• **PROBLEM STATEMENT**
The finished copy must match the records exactly, except that it contains no pictures.

• **Interface dataset entries**
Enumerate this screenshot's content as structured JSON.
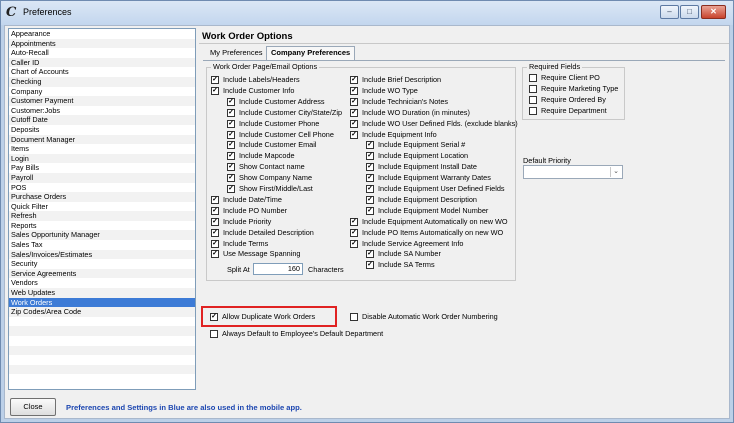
{
  "window": {
    "title": "Preferences",
    "app_icon": "C"
  },
  "sidebar": {
    "items": [
      "Appearance",
      "Appointments",
      "Auto-Recall",
      "Caller ID",
      "Chart of Accounts",
      "Checking",
      "Company",
      "Customer Payment",
      "Customer:Jobs",
      "Cutoff Date",
      "Deposits",
      "Document Manager",
      "Items",
      "Login",
      "Pay Bills",
      "Payroll",
      "POS",
      "Purchase Orders",
      "Quick Filter",
      "Refresh",
      "Reports",
      "Sales Opportunity Manager",
      "Sales Tax",
      "Sales/Invoices/Estimates",
      "Security",
      "Service Agreements",
      "Vendors",
      "Web Updates",
      "Work Orders",
      "Zip Codes/Area Code"
    ],
    "selected": "Work Orders"
  },
  "panel": {
    "title": "Work Order Options",
    "tabs": [
      {
        "label": "My Preferences",
        "active": false
      },
      {
        "label": "Company Preferences",
        "active": true
      }
    ],
    "page_email_group": {
      "legend": "Work Order Page/Email Options",
      "left_items": [
        {
          "label": "Include Labels/Headers",
          "checked": true,
          "indent": 0
        },
        {
          "label": "Include Customer Info",
          "checked": true,
          "indent": 0
        },
        {
          "label": "Include Customer Address",
          "checked": true,
          "indent": 1
        },
        {
          "label": "Include Customer City/State/Zip",
          "checked": true,
          "indent": 1
        },
        {
          "label": "Include Customer Phone",
          "checked": true,
          "indent": 1
        },
        {
          "label": "Include Customer Cell Phone",
          "checked": true,
          "indent": 1
        },
        {
          "label": "Include Customer Email",
          "checked": true,
          "indent": 1
        },
        {
          "label": "Include Mapcode",
          "checked": true,
          "indent": 1
        },
        {
          "label": "Show Contact name",
          "checked": true,
          "indent": 1
        },
        {
          "label": "Show Company Name",
          "checked": true,
          "indent": 1
        },
        {
          "label": "Show First/Middle/Last",
          "checked": true,
          "indent": 1
        },
        {
          "label": "Include Date/Time",
          "checked": true,
          "indent": 0
        },
        {
          "label": "Include PO Number",
          "checked": true,
          "indent": 0
        },
        {
          "label": "Include Priority",
          "checked": true,
          "indent": 0
        },
        {
          "label": "Include Detailed Description",
          "checked": true,
          "indent": 0
        },
        {
          "label": "Include Terms",
          "checked": true,
          "indent": 0
        },
        {
          "label": "Use Message Spanning",
          "checked": true,
          "indent": 0
        }
      ],
      "right_items": [
        {
          "label": "Include Brief Description",
          "checked": true,
          "indent": 0
        },
        {
          "label": "Include WO Type",
          "checked": true,
          "indent": 0
        },
        {
          "label": "Include Technician's Notes",
          "checked": true,
          "indent": 0
        },
        {
          "label": "Include WO Duration (in minutes)",
          "checked": true,
          "indent": 0
        },
        {
          "label": "Include WO User Defined Flds. (exclude blanks)",
          "checked": true,
          "indent": 0
        },
        {
          "label": "Include Equipment Info",
          "checked": true,
          "indent": 0
        },
        {
          "label": "Include Equipment Serial #",
          "checked": true,
          "indent": 1
        },
        {
          "label": "Include Equipment Location",
          "checked": true,
          "indent": 1
        },
        {
          "label": "Include Equipment Install Date",
          "checked": true,
          "indent": 1
        },
        {
          "label": "Include Equipment Warranty Dates",
          "checked": true,
          "indent": 1
        },
        {
          "label": "Include Equipment User Defined Fields",
          "checked": true,
          "indent": 1
        },
        {
          "label": "Include Equipment Description",
          "checked": true,
          "indent": 1
        },
        {
          "label": "Include Equipment Model Number",
          "checked": true,
          "indent": 1
        },
        {
          "label": "Include Equipment Automatically on new WO",
          "checked": true,
          "indent": 0
        },
        {
          "label": "Include PO Items Automatically on new WO",
          "checked": true,
          "indent": 0
        },
        {
          "label": "Include Service Agreement Info",
          "checked": true,
          "indent": 0
        },
        {
          "label": "Include SA Number",
          "checked": true,
          "indent": 1
        },
        {
          "label": "Include SA Terms",
          "checked": true,
          "indent": 1
        }
      ],
      "split_at": {
        "label": "Split At",
        "value": "160",
        "suffix": "Characters"
      }
    },
    "required_fields": {
      "legend": "Required Fields",
      "items": [
        {
          "label": "Require Client PO",
          "checked": false
        },
        {
          "label": "Require Marketing Type",
          "checked": false
        },
        {
          "label": "Require Ordered By",
          "checked": false
        },
        {
          "label": "Require Department",
          "checked": false
        }
      ]
    },
    "default_priority": {
      "label": "Default Priority",
      "value": ""
    },
    "bottom_options": [
      {
        "label": "Allow Duplicate Work Orders",
        "checked": true,
        "highlighted": true
      },
      {
        "label": "Disable Automatic Work Order Numbering",
        "checked": false
      },
      {
        "label": "Always Default to Employee's Default Department",
        "checked": false
      }
    ]
  },
  "footer": {
    "close_label": "Close",
    "note": "Preferences and Settings in Blue are also used in the mobile app."
  },
  "colors": {
    "selection": "#3d7bd6",
    "note_text": "#1c46b0",
    "highlight_box": "#e02222"
  }
}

• **WRITTEN REPLY**
Enumerate this screenshot's content as structured JSON.
{
  "window": {
    "title": "Preferences",
    "app_icon": "C"
  },
  "sidebar": {
    "items": [
      "Appearance",
      "Appointments",
      "Auto-Recall",
      "Caller ID",
      "Chart of Accounts",
      "Checking",
      "Company",
      "Customer Payment",
      "Customer:Jobs",
      "Cutoff Date",
      "Deposits",
      "Document Manager",
      "Items",
      "Login",
      "Pay Bills",
      "Payroll",
      "POS",
      "Purchase Orders",
      "Quick Filter",
      "Refresh",
      "Reports",
      "Sales Opportunity Manager",
      "Sales Tax",
      "Sales/Invoices/Estimates",
      "Security",
      "Service Agreements",
      "Vendors",
      "Web Updates",
      "Work Orders",
      "Zip Codes/Area Code"
    ],
    "selected": "Work Orders"
  },
  "panel": {
    "title": "Work Order Options",
    "tabs": [
      {
        "label": "My Preferences",
        "active": false
      },
      {
        "label": "Company Preferences",
        "active": true
      }
    ],
    "page_email_group": {
      "legend": "Work Order Page/Email Options",
      "left_items": [
        {
          "label": "Include Labels/Headers",
          "checked": true,
          "indent": 0
        },
        {
          "label": "Include Customer Info",
          "checked": true,
          "indent": 0
        },
        {
          "label": "Include Customer Address",
          "checked": true,
          "indent": 1
        },
        {
          "label": "Include Customer City/State/Zip",
          "checked": true,
          "indent": 1
        },
        {
          "label": "Include Customer Phone",
          "checked": true,
          "indent": 1
        },
        {
          "label": "Include Customer Cell Phone",
          "checked": true,
          "indent": 1
        },
        {
          "label": "Include Customer Email",
          "checked": true,
          "indent": 1
        },
        {
          "label": "Include Mapcode",
          "checked": true,
          "indent": 1
        },
        {
          "label": "Show Contact name",
          "checked": true,
          "indent": 1
        },
        {
          "label": "Show Company Name",
          "checked": true,
          "indent": 1
        },
        {
          "label": "Show First/Middle/Last",
          "checked": true,
          "indent": 1
        },
        {
          "label": "Include Date/Time",
          "checked": true,
          "indent": 0
        },
        {
          "label": "Include PO Number",
          "checked": true,
          "indent": 0
        },
        {
          "label": "Include Priority",
          "checked": true,
          "indent": 0
        },
        {
          "label": "Include Detailed Description",
          "checked": true,
          "indent": 0
        },
        {
          "label": "Include Terms",
          "checked": true,
          "indent": 0
        },
        {
          "label": "Use Message Spanning",
          "checked": true,
          "indent": 0
        }
      ],
      "right_items": [
        {
          "label": "Include Brief Description",
          "checked": true,
          "indent": 0
        },
        {
          "label": "Include WO Type",
          "checked": true,
          "indent": 0
        },
        {
          "label": "Include Technician's Notes",
          "checked": true,
          "indent": 0
        },
        {
          "label": "Include WO Duration (in minutes)",
          "checked": true,
          "indent": 0
        },
        {
          "label": "Include WO User Defined Flds. (exclude blanks)",
          "checked": true,
          "indent": 0
        },
        {
          "label": "Include Equipment Info",
          "checked": true,
          "indent": 0
        },
        {
          "label": "Include Equipment Serial #",
          "checked": true,
          "indent": 1
        },
        {
          "label": "Include Equipment Location",
          "checked": true,
          "indent": 1
        },
        {
          "label": "Include Equipment Install Date",
          "checked": true,
          "indent": 1
        },
        {
          "label": "Include Equipment Warranty Dates",
          "checked": true,
          "indent": 1
        },
        {
          "label": "Include Equipment User Defined Fields",
          "checked": true,
          "indent": 1
        },
        {
          "label": "Include Equipment Description",
          "checked": true,
          "indent": 1
        },
        {
          "label": "Include Equipment Model Number",
          "checked": true,
          "indent": 1
        },
        {
          "label": "Include Equipment Automatically on new WO",
          "checked": true,
          "indent": 0
        },
        {
          "label": "Include PO Items Automatically on new WO",
          "checked": true,
          "indent": 0
        },
        {
          "label": "Include Service Agreement Info",
          "checked": true,
          "indent": 0
        },
        {
          "label": "Include SA Number",
          "checked": true,
          "indent": 1
        },
        {
          "label": "Include SA Terms",
          "checked": true,
          "indent": 1
        }
      ],
      "split_at": {
        "label": "Split At",
        "value": "160",
        "suffix": "Characters"
      }
    },
    "required_fields": {
      "legend": "Required Fields",
      "items": [
        {
          "label": "Require Client PO",
          "checked": false
        },
        {
          "label": "Require Marketing Type",
          "checked": false
        },
        {
          "label": "Require Ordered By",
          "checked": false
        },
        {
          "label": "Require Department",
          "checked": false
        }
      ]
    },
    "default_priority": {
      "label": "Default Priority",
      "value": ""
    },
    "bottom_options": [
      {
        "label": "Allow Duplicate Work Orders",
        "checked": true,
        "highlighted": true
      },
      {
        "label": "Disable Automatic Work Order Numbering",
        "checked": false
      },
      {
        "label": "Always Default to Employee's Default Department",
        "checked": false
      }
    ]
  },
  "footer": {
    "close_label": "Close",
    "note": "Preferences and Settings in Blue are also used in the mobile app."
  },
  "colors": {
    "selection": "#3d7bd6",
    "note_text": "#1c46b0",
    "highlight_box": "#e02222"
  }
}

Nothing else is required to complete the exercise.